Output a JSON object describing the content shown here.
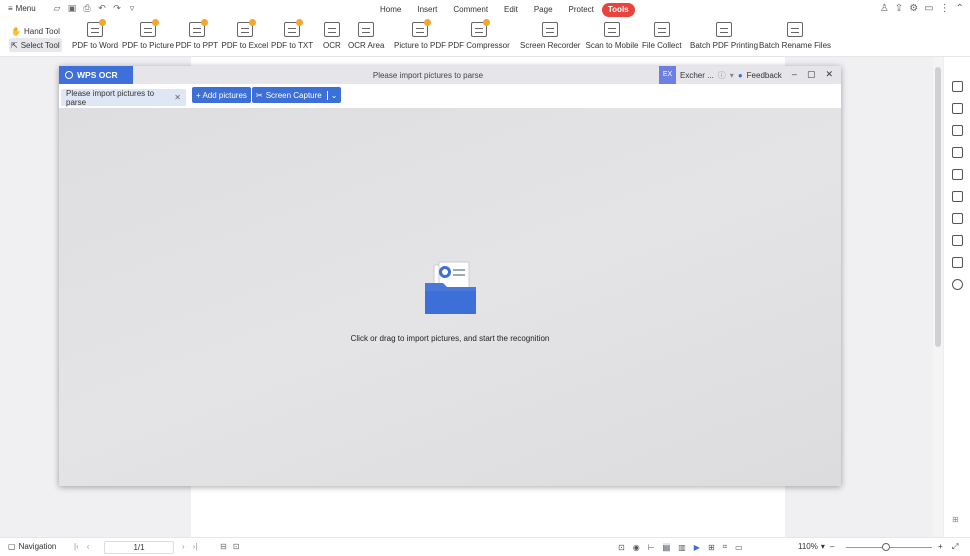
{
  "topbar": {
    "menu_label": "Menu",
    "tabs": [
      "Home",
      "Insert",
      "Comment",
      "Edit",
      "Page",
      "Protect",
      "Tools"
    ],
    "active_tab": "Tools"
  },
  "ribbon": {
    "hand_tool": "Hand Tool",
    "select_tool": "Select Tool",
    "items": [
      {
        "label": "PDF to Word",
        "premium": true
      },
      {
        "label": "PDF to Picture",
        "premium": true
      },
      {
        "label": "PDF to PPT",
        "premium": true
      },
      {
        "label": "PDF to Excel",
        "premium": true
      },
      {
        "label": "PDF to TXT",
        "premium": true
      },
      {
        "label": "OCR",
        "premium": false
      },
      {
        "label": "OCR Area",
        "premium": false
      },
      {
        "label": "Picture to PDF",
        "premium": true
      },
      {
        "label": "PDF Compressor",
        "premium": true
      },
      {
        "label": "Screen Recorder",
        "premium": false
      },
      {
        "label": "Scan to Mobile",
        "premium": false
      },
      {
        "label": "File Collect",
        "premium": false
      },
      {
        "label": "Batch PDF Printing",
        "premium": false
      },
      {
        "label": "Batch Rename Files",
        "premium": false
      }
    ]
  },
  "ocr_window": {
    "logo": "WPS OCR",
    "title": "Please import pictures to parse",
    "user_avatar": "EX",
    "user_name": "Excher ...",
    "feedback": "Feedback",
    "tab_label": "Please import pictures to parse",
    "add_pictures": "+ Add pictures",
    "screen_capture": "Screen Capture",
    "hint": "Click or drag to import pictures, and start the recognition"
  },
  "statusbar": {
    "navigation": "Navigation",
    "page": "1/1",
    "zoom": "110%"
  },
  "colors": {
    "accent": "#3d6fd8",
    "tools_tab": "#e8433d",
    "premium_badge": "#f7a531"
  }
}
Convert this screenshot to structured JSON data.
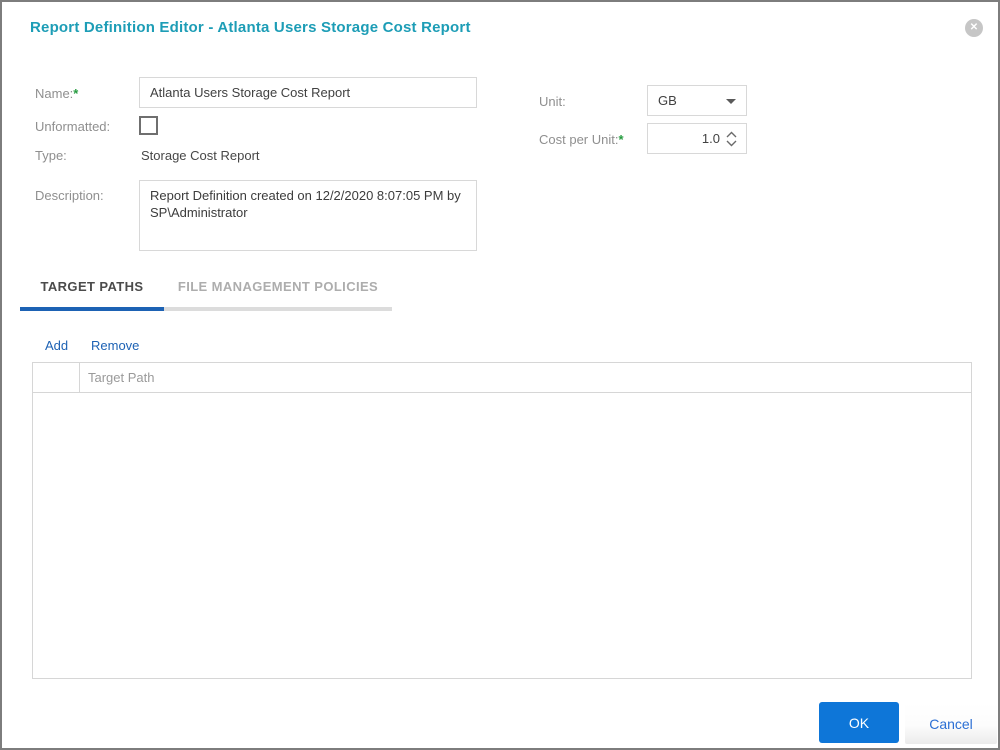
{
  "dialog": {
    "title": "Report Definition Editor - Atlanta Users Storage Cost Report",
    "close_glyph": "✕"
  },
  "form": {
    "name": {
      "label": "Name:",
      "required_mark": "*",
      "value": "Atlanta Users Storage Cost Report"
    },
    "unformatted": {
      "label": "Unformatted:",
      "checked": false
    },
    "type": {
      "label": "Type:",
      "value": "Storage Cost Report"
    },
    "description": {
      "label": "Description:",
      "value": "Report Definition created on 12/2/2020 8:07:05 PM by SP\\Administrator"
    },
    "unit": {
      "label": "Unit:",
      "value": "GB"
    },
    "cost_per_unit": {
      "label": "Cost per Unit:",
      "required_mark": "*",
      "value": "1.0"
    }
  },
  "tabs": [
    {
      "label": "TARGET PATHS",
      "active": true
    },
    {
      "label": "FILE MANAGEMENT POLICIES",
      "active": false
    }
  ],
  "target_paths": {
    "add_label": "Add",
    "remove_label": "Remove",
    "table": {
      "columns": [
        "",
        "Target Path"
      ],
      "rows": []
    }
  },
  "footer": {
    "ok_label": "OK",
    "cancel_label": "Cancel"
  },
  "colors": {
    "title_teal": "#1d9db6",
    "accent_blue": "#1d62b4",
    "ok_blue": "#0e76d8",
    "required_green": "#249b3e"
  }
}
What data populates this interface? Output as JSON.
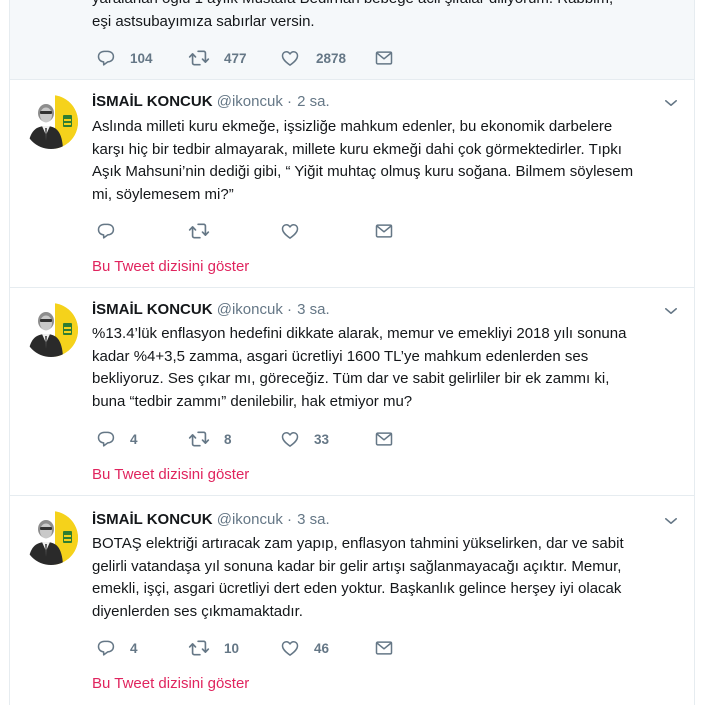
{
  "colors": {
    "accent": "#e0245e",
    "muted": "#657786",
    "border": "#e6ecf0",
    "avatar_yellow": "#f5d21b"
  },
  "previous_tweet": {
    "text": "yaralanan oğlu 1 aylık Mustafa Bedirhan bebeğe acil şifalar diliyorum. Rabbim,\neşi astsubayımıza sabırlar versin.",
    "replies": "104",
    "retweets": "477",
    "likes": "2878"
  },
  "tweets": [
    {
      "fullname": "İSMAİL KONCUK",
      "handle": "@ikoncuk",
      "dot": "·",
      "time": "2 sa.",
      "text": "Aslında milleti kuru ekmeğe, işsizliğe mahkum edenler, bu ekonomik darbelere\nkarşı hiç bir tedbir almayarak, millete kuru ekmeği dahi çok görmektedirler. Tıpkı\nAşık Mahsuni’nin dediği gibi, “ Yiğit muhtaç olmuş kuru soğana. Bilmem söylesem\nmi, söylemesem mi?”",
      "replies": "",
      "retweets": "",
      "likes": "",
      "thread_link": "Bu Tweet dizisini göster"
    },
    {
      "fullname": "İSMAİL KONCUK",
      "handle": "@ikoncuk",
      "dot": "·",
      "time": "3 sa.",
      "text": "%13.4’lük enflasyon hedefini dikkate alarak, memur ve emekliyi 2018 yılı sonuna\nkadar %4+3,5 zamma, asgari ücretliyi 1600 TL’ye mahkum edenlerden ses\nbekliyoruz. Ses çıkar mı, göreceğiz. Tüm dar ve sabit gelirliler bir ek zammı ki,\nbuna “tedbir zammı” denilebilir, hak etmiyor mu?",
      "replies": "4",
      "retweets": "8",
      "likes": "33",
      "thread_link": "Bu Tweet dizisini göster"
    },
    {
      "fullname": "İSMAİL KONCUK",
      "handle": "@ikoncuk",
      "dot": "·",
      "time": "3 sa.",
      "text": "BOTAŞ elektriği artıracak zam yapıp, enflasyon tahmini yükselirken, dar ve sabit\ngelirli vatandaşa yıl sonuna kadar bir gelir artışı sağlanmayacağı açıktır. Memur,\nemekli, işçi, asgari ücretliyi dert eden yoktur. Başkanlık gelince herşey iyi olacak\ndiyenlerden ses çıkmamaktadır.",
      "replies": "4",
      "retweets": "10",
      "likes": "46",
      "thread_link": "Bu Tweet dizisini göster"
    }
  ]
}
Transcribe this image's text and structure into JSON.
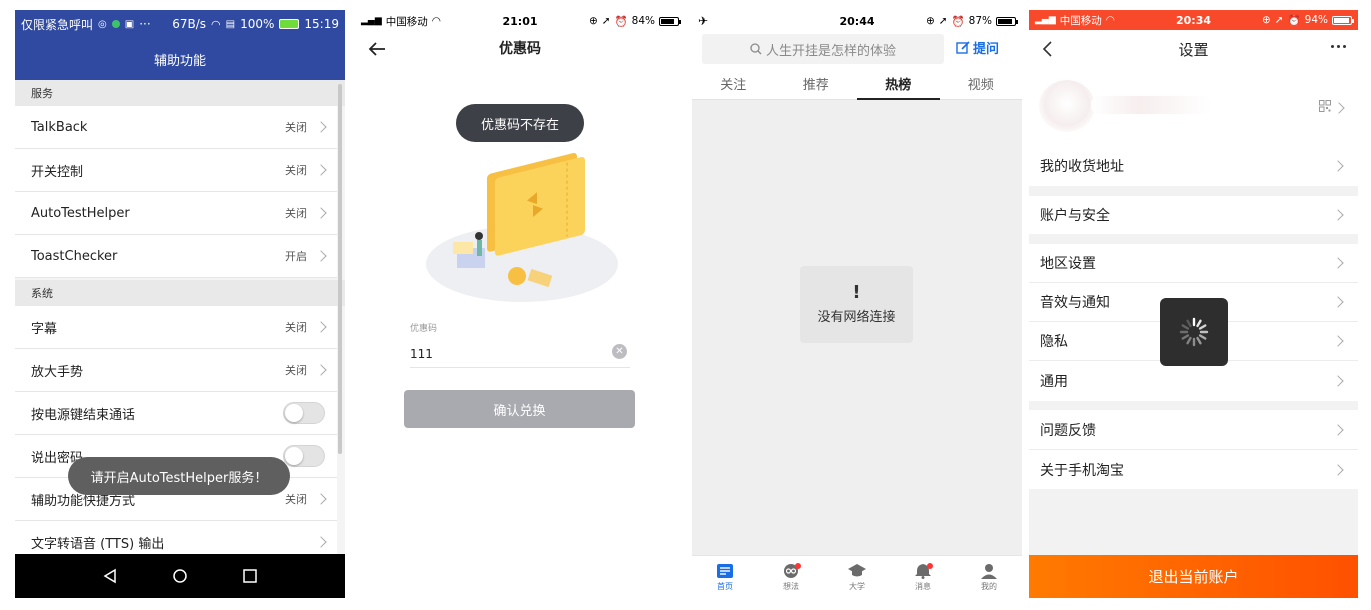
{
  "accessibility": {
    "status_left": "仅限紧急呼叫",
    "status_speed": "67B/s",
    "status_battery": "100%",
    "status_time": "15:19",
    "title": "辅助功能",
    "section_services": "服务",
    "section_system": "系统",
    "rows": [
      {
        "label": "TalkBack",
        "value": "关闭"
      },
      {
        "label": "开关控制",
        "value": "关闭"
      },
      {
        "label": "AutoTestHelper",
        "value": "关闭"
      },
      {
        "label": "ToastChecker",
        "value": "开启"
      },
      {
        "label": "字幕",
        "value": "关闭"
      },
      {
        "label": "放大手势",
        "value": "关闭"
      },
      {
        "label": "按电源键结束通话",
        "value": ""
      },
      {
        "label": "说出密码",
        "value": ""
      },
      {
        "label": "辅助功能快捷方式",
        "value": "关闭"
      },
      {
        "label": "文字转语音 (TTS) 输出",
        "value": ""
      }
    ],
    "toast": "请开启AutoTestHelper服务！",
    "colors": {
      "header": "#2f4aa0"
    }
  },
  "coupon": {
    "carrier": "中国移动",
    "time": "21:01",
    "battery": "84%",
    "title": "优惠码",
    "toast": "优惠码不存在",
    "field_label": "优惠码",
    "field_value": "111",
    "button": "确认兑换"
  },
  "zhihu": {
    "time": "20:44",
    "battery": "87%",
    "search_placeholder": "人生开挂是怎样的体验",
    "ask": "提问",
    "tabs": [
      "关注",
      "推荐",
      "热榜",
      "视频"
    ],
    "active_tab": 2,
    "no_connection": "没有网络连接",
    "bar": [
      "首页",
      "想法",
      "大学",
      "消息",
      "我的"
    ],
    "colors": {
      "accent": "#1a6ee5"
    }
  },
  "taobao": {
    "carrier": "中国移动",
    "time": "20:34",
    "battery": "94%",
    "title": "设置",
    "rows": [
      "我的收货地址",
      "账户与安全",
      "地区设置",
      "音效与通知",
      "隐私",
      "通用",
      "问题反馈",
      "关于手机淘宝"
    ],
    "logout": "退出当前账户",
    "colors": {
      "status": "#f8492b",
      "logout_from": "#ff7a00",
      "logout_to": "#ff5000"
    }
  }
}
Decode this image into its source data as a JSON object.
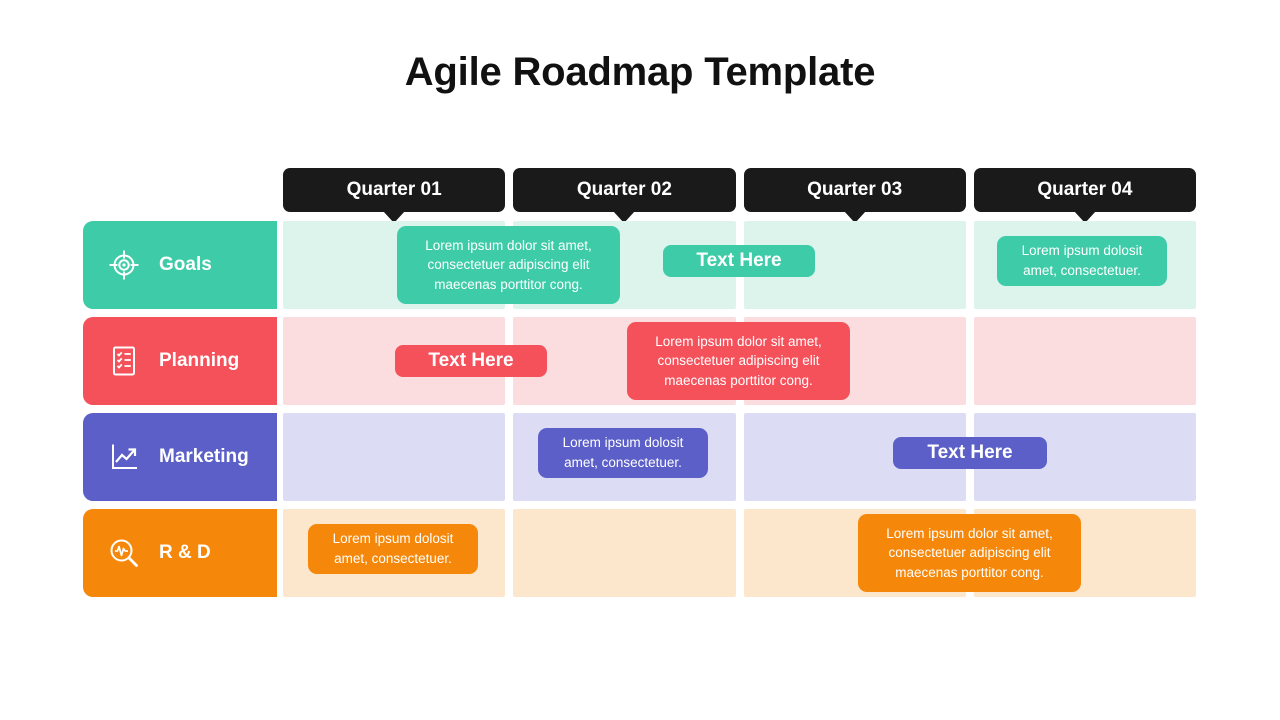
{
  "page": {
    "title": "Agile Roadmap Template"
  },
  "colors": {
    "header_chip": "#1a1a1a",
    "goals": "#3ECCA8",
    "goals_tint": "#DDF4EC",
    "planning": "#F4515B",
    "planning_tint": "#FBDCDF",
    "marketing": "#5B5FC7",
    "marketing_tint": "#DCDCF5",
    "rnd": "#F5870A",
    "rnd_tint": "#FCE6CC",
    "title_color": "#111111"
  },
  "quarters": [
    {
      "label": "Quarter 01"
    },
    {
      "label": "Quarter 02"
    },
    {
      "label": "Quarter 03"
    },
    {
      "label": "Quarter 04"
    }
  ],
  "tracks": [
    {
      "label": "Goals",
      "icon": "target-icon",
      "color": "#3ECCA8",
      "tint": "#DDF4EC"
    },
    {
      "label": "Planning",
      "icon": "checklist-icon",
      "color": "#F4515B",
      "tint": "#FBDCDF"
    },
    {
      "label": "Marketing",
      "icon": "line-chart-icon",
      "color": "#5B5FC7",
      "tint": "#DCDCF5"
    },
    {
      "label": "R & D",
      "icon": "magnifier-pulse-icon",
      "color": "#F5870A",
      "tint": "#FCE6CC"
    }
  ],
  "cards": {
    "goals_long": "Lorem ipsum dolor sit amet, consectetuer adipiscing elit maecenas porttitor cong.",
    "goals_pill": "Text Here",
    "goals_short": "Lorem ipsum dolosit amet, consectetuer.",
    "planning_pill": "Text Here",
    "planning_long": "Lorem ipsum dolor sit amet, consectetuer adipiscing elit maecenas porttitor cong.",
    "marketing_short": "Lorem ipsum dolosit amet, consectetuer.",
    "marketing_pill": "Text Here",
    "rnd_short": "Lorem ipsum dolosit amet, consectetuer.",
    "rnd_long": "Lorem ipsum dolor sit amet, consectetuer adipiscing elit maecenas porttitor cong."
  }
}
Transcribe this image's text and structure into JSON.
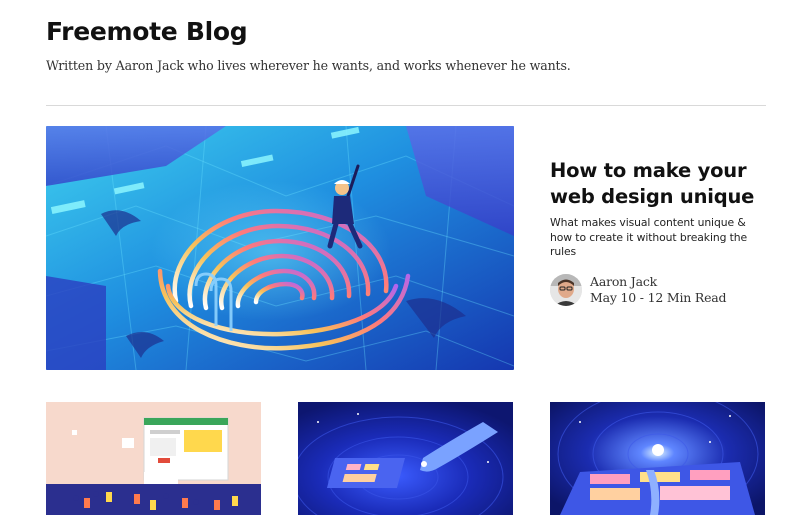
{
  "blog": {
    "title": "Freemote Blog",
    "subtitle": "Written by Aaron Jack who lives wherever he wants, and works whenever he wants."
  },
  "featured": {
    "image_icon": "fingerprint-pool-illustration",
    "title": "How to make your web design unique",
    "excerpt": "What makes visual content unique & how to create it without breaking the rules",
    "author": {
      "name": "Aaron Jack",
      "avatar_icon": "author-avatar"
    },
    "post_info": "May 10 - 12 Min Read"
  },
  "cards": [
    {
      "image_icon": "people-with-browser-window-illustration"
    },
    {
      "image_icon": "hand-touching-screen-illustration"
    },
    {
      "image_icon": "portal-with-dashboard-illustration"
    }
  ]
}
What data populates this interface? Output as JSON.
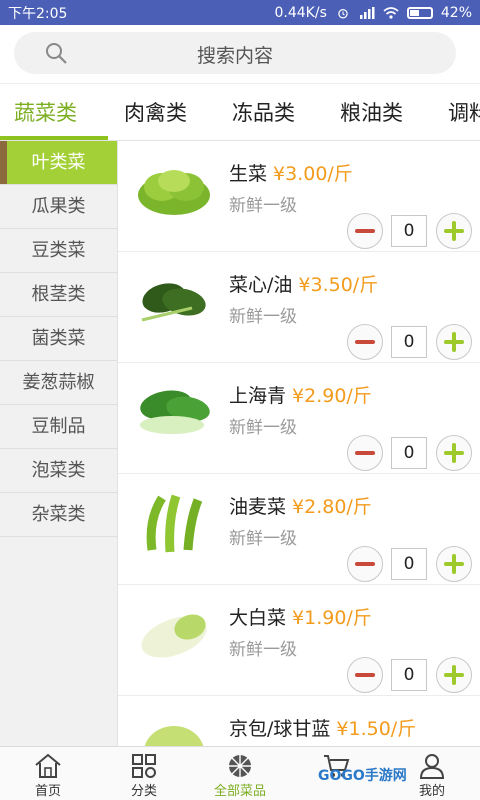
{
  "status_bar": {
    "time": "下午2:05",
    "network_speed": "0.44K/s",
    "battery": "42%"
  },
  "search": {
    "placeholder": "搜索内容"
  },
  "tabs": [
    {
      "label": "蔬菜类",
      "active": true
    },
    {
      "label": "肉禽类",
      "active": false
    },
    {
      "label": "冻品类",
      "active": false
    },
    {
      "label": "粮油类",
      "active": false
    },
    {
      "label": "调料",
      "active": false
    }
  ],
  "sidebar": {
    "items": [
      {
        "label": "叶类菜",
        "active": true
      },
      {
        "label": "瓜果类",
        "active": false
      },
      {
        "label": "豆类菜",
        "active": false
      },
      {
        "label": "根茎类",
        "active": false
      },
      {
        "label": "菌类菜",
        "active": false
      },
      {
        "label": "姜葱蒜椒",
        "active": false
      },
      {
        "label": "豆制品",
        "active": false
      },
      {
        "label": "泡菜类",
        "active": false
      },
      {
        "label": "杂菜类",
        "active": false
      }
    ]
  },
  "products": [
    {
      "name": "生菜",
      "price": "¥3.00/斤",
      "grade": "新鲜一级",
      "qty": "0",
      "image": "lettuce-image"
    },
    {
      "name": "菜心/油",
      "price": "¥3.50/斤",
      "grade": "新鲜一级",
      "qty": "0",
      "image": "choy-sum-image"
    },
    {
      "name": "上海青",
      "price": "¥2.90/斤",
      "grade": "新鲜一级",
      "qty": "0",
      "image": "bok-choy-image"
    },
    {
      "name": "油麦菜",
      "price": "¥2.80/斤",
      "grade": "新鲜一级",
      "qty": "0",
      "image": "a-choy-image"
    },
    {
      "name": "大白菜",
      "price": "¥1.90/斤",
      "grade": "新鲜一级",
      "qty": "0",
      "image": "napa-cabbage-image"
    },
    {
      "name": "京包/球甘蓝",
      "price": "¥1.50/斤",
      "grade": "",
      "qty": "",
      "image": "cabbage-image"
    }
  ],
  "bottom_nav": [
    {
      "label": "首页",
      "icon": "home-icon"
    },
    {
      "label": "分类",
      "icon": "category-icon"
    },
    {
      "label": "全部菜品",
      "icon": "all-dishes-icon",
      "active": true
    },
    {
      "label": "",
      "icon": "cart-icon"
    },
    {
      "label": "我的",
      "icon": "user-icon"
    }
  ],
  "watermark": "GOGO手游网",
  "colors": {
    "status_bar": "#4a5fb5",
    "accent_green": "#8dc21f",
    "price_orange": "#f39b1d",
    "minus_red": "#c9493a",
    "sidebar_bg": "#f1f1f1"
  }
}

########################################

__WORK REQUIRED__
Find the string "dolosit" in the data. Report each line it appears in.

__ANSWER FOR THE TASK__
    "goals_short": "Lorem ipsum dolosit amet, consectetuer.",
    "marketing_short": "Lorem ipsum dolosit amet, consectetuer.",
    "rnd_short": "Lorem ipsum dolosit amet, consectetuer.",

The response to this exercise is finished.